IOC critics answered

A surprise visit by a team of International Olympic Committee (IOC) officials two weeks ago resulted in a report that 15 construction projects and procurements tenders were dangerously behind schedule and prompted the blunt warning by IOC President Jacques Rogge on Friday that the situation regarding preparations for Athens 2004 was «serious.» The government responded angrily yesterday that everything was going to be ready in time and Prime Minister Costas Simitis was to send a letter to Rogge decrying his «dramatic statements.» One of the main points of Rogge’s criticism, the choosing of a consortium to provide a security system for the Games, is to be answered with the announcement of the US-led SAIC consortium as the temporary winner within the next few hours, sources said yesterday. This will be followed by further negotiations with the consortium. Among the projects listed in the IOC report (which Kathimerini has) were the indoor stadium at Faliron, the canoe slalom course at Hellenikon, the modern pentathlon facilities at Goudi and the indoor stadium at Ano Liosia. Regarding these four, the report noted, «it is very likely that they will be handed over late, which will affect the operational preparedness of the Games.» The IOC team also found «significant delays in the procurements for the temporary facilities and the services connected with these,» noting that it believed it necessary that the first tenders be announced in March. Rogge’s comments prompted more tension between government officials and Gianna Angelopoulos-Daskalaki, head of the Athens 2004 Organizing Committee (ATHOC). Culture Minister Evangelos Venizelos hinted after a meeting of officials involved in the preparations that ATHOC’s chief had used Rogge as a weapon in the dispute over who would pay for certain projects. «There was no reason for an impression of a crisis to be created.

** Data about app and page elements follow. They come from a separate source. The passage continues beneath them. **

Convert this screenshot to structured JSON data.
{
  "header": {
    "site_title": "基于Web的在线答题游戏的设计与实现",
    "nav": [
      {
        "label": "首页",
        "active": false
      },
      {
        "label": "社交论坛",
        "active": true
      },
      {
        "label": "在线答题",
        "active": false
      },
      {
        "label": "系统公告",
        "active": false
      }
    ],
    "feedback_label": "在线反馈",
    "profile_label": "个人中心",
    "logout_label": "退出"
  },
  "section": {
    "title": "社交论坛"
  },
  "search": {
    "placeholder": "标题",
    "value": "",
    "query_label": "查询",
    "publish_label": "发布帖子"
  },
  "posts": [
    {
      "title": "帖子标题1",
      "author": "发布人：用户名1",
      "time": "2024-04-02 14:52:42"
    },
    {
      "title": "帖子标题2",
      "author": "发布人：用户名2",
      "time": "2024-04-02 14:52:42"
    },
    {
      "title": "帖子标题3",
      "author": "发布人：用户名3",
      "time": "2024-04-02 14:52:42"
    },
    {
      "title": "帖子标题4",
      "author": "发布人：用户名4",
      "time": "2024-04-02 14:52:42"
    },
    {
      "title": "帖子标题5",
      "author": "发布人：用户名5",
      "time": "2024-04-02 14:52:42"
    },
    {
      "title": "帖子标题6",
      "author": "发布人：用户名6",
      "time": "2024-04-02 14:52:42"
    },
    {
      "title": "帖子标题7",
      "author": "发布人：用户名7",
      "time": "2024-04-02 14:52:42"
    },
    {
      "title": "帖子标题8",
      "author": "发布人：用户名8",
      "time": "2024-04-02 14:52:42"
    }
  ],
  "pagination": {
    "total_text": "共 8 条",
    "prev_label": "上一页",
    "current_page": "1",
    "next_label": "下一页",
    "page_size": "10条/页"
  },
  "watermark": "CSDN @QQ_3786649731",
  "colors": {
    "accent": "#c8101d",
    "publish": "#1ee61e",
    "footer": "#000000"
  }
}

We have certain issues which are open, the basic one being how to handle the Olympic budget in the best and most realistic way,» Venizelos said. But he admitted that some test events would not be held at Olympic facilities. «In Sydney, 50 percent of test events were held at other facilities… The ratio here is better,» he said. Telemachos Hytiris, a government spokesman, said Simitis’s letter to Rogge would stress that «there are no problems in the Olympic preparations that should warrant dramatic statements.»